Practically, this sort of commitment can range from putting off everyday admin purchases so you can invest more heavily in customer service tools and skills, to training new employees on how to deliver a superior experience. A customer-centric culture leaves nothing to chance when it comes to serving customers quickly, efficiently, and in the manner they expect.
Customer-centric cultures require a bottom-up commitment, but the work doesn't start there. HBR found that 88% of executives believe top management engagement with the customer experience process is essential to success.
Engagement can take different forms. Sometimes it means setting strategy. Other times it means shaping processes and checking in on progress. Or it can be both. What matters is commitment. "Our leaders have resolved that the future of our industry is our customer," said the chief customer officer at a multi-billion dollar institutional investment and benefits provider.
If that sounds familiar, you may already be working for a customer experience leader. According to HBR's survey, what sets the leading organizations apart is an executive team that treats the customer experience as a top priority now versus an area to invest in over the next two years. Leaders know they can't wait. "Customer demand is growing and the need for speed is increasing," the credit union CEO said.
Nearly as important as leadership buy-in, 87% of polled executives said having the technology and infrastructure to study customer experience is crucial to making improvements and delivering at a high level.
Notably, three-quarters of organizations studied in the HBR research aren't able to fulfill this requirement. Why? They lack the technology for uniting systems that collect social, mobile, and ecommerce data to produce a single and directly accessible source of customer intelligence. Leaders insist on integration.
"We need to make sure that our customers have an optimal experience across various silos and products from start to finish," said one leader at an international financial services company that's navigating a global reorganization aimed at improving customer outcomes.
Breaking through silos to capture and analyze data about experiences at every touchpoint is crucial to making lasting improvements. But how do you know which technology to choose in support of those efforts?
Strategy is key, 86% of respondents said, because strategy precedes software decisions. These executives say their organizations must have a specific customer experience strategy that's clear and widely known. Usually, that takes time and effort.

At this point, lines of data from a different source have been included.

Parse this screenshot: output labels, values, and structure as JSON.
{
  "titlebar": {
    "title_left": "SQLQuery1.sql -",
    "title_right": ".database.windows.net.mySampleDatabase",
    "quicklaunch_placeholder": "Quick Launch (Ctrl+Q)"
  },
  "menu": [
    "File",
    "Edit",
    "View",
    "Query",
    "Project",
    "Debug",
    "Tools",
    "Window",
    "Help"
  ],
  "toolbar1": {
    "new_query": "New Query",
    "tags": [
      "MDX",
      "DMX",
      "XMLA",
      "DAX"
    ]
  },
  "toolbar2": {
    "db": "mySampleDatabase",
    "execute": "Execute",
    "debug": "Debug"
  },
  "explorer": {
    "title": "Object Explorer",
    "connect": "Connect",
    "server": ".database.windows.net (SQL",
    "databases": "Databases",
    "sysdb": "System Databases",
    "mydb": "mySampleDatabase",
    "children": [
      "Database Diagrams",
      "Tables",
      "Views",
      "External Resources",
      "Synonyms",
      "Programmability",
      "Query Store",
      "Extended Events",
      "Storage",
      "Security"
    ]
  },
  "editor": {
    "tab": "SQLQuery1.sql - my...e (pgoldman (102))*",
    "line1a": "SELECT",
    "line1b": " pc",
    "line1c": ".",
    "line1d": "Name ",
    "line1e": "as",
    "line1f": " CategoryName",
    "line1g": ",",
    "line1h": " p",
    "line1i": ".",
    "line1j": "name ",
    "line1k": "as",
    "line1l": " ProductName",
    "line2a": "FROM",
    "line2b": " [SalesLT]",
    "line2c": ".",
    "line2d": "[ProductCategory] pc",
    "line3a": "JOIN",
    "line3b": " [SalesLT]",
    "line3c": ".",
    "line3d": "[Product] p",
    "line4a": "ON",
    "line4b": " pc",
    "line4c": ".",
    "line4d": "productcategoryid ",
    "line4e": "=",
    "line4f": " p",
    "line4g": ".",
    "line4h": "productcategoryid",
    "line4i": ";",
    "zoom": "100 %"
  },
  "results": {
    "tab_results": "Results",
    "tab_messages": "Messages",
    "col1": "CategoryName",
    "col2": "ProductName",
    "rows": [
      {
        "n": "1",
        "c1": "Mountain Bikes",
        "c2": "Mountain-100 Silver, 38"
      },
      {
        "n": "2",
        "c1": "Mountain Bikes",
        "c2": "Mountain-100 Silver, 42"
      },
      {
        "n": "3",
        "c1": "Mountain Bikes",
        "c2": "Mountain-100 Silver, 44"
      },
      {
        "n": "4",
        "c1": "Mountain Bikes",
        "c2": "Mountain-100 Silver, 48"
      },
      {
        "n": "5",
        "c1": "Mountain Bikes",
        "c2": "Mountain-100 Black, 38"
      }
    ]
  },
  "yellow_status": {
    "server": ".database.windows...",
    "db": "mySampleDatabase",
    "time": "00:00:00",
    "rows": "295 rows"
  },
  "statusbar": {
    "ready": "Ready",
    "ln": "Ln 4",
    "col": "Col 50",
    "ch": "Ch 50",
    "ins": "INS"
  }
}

A senior vice president of strategic analytics for a marketing software firm told HBR the process can include everything from "a well thought-out data strategy," to plans for integrating databases to expose a single view of each customer, to staff training.
"When such an exercise hasn't taken place, customer experience becomes a 'temperature-checking' exercise without the ability to quantify how improvements in key engagement areas translate into improving customer experience ... and [then] to connect those gains to economic results," he said.
Transforming organization to deliver superior customer experiences takes time, experience, and good advice to yield the greatest long-term benefit. Download the full HBR report to get further advice for closing the customer experience gap in your own organization.